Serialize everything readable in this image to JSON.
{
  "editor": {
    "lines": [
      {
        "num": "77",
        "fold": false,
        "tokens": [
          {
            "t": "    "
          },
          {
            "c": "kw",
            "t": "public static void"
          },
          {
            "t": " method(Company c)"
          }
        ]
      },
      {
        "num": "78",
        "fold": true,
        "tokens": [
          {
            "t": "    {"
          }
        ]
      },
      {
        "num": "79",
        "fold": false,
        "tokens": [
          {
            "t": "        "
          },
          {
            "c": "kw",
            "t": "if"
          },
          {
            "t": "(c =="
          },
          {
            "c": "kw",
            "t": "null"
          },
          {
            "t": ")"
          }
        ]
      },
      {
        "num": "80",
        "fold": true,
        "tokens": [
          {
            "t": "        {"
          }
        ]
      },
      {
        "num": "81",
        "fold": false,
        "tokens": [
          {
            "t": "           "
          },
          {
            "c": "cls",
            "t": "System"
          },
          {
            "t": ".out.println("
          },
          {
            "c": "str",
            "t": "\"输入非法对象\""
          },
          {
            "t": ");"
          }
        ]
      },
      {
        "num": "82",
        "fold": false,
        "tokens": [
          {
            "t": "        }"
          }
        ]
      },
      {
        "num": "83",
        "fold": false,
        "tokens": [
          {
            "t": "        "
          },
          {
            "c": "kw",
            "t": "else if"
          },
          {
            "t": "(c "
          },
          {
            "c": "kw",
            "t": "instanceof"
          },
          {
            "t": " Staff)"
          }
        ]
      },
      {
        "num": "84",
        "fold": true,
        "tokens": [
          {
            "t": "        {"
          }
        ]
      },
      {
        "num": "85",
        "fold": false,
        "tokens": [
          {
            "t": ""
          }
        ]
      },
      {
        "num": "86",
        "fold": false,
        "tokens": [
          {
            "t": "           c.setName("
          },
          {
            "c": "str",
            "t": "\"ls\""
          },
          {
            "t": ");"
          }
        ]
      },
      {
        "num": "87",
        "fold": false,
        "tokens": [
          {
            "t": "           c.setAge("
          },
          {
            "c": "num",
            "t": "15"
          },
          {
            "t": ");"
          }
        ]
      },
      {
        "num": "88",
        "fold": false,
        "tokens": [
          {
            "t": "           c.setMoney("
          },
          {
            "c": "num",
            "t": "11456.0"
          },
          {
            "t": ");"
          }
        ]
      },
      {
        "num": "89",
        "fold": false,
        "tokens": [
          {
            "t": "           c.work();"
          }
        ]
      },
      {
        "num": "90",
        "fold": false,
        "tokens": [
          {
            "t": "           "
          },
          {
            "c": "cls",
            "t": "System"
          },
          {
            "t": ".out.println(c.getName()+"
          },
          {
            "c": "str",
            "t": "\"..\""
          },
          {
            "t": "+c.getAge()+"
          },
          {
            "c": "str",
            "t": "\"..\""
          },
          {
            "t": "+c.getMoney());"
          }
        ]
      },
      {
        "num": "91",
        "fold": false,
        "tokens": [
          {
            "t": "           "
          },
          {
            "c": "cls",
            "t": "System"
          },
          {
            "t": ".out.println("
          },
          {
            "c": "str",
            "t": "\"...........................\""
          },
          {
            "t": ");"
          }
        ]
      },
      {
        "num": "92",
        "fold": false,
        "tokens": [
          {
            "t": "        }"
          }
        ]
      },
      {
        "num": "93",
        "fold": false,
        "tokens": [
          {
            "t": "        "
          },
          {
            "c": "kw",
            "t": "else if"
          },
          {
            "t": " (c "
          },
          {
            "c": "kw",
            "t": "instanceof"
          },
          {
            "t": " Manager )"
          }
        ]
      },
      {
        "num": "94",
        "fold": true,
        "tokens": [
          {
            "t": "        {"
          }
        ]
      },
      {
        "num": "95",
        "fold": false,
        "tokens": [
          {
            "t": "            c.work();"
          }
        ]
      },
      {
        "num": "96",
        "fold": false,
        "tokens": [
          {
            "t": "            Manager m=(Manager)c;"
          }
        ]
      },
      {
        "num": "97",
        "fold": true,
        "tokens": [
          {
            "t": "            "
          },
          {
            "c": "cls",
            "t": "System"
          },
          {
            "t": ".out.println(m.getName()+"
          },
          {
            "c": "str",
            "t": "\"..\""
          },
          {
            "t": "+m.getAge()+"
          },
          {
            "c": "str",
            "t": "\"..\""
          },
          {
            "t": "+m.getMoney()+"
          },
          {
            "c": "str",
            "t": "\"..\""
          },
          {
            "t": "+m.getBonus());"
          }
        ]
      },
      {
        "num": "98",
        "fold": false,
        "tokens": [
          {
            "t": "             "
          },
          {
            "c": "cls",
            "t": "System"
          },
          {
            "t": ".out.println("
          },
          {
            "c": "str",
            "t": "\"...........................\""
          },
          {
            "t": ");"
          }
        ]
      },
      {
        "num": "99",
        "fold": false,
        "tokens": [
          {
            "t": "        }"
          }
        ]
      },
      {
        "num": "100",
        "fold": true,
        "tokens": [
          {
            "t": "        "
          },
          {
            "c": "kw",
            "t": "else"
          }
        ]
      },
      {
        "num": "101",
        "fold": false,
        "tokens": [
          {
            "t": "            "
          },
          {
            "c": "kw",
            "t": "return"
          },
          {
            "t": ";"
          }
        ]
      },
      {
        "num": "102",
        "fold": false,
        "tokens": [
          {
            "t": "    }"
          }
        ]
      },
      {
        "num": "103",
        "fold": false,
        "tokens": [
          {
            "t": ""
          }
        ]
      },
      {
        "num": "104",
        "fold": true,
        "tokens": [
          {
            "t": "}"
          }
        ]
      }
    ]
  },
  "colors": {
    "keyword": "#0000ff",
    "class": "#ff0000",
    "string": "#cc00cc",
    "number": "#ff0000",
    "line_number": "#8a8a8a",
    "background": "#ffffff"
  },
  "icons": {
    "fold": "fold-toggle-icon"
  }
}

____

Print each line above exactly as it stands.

Serialize everything readable in this image to JSON.
{
  "editor": {
    "lines": [
      {
        "num": "77",
        "fold": false,
        "tokens": [
          {
            "t": "    "
          },
          {
            "c": "kw",
            "t": "public static void"
          },
          {
            "t": " method(Company c)"
          }
        ]
      },
      {
        "num": "78",
        "fold": true,
        "tokens": [
          {
            "t": "    {"
          }
        ]
      },
      {
        "num": "79",
        "fold": false,
        "tokens": [
          {
            "t": "        "
          },
          {
            "c": "kw",
            "t": "if"
          },
          {
            "t": "(c =="
          },
          {
            "c": "kw",
            "t": "null"
          },
          {
            "t": ")"
          }
        ]
      },
      {
        "num": "80",
        "fold": true,
        "tokens": [
          {
            "t": "        {"
          }
        ]
      },
      {
        "num": "81",
        "fold": false,
        "tokens": [
          {
            "t": "           "
          },
          {
            "c": "cls",
            "t": "System"
          },
          {
            "t": ".out.println("
          },
          {
            "c": "str",
            "t": "\"输入非法对象\""
          },
          {
            "t": ");"
          }
        ]
      },
      {
        "num": "82",
        "fold": false,
        "tokens": [
          {
            "t": "        }"
          }
        ]
      },
      {
        "num": "83",
        "fold": false,
        "tokens": [
          {
            "t": "        "
          },
          {
            "c": "kw",
            "t": "else if"
          },
          {
            "t": "(c "
          },
          {
            "c": "kw",
            "t": "instanceof"
          },
          {
            "t": " Staff)"
          }
        ]
      },
      {
        "num": "84",
        "fold": true,
        "tokens": [
          {
            "t": "        {"
          }
        ]
      },
      {
        "num": "85",
        "fold": false,
        "tokens": [
          {
            "t": ""
          }
        ]
      },
      {
        "num": "86",
        "fold": false,
        "tokens": [
          {
            "t": "           c.setName("
          },
          {
            "c": "str",
            "t": "\"ls\""
          },
          {
            "t": ");"
          }
        ]
      },
      {
        "num": "87",
        "fold": false,
        "tokens": [
          {
            "t": "           c.setAge("
          },
          {
            "c": "num",
            "t": "15"
          },
          {
            "t": ");"
          }
        ]
      },
      {
        "num": "88",
        "fold": false,
        "tokens": [
          {
            "t": "           c.setMoney("
          },
          {
            "c": "num",
            "t": "11456.0"
          },
          {
            "t": ");"
          }
        ]
      },
      {
        "num": "89",
        "fold": false,
        "tokens": [
          {
            "t": "           c.work();"
          }
        ]
      },
      {
        "num": "90",
        "fold": false,
        "tokens": [
          {
            "t": "           "
          },
          {
            "c": "cls",
            "t": "System"
          },
          {
            "t": ".out.println(c.getName()+"
          },
          {
            "c": "str",
            "t": "\"..\""
          },
          {
            "t": "+c.getAge()+"
          },
          {
            "c": "str",
            "t": "\"..\""
          },
          {
            "t": "+c.getMoney());"
          }
        ]
      },
      {
        "num": "91",
        "fold": false,
        "tokens": [
          {
            "t": "           "
          },
          {
            "c": "cls",
            "t": "System"
          },
          {
            "t": ".out.println("
          },
          {
            "c": "str",
            "t": "\"...........................\""
          },
          {
            "t": ");"
          }
        ]
      },
      {
        "num": "92",
        "fold": false,
        "tokens": [
          {
            "t": "        }"
          }
        ]
      },
      {
        "num": "93",
        "fold": false,
        "tokens": [
          {
            "t": "        "
          },
          {
            "c": "kw",
            "t": "else if"
          },
          {
            "t": " (c "
          },
          {
            "c": "kw",
            "t": "instanceof"
          },
          {
            "t": " Manager )"
          }
        ]
      },
      {
        "num": "94",
        "fold": true,
        "tokens": [
          {
            "t": "        {"
          }
        ]
      },
      {
        "num": "95",
        "fold": false,
        "tokens": [
          {
            "t": "            c.work();"
          }
        ]
      },
      {
        "num": "96",
        "fold": false,
        "tokens": [
          {
            "t": "            Manager m=(Manager)c;"
          }
        ]
      },
      {
        "num": "97",
        "fold": true,
        "tokens": [
          {
            "t": "            "
          },
          {
            "c": "cls",
            "t": "System"
          },
          {
            "t": ".out.println(m.getName()+"
          },
          {
            "c": "str",
            "t": "\"..\""
          },
          {
            "t": "+m.getAge()+"
          },
          {
            "c": "str",
            "t": "\"..\""
          },
          {
            "t": "+m.getMoney()+"
          },
          {
            "c": "str",
            "t": "\"..\""
          },
          {
            "t": "+m.getBonus());"
          }
        ]
      },
      {
        "num": "98",
        "fold": false,
        "tokens": [
          {
            "t": "             "
          },
          {
            "c": "cls",
            "t": "System"
          },
          {
            "t": ".out.println("
          },
          {
            "c": "str",
            "t": "\"...........................\""
          },
          {
            "t": ");"
          }
        ]
      },
      {
        "num": "99",
        "fold": false,
        "tokens": [
          {
            "t": "        }"
          }
        ]
      },
      {
        "num": "100",
        "fold": true,
        "tokens": [
          {
            "t": "        "
          },
          {
            "c": "kw",
            "t": "else"
          }
        ]
      },
      {
        "num": "101",
        "fold": false,
        "tokens": [
          {
            "t": "            "
          },
          {
            "c": "kw",
            "t": "return"
          },
          {
            "t": ";"
          }
        ]
      },
      {
        "num": "102",
        "fold": false,
        "tokens": [
          {
            "t": "    }"
          }
        ]
      },
      {
        "num": "103",
        "fold": false,
        "tokens": [
          {
            "t": ""
          }
        ]
      },
      {
        "num": "104",
        "fold": true,
        "tokens": [
          {
            "t": "}"
          }
        ]
      }
    ]
  },
  "colors": {
    "keyword": "#0000ff",
    "class": "#ff0000",
    "string": "#cc00cc",
    "number": "#ff0000",
    "line_number": "#8a8a8a",
    "background": "#ffffff"
  },
  "icons": {
    "fold": "fold-toggle-icon"
  }
}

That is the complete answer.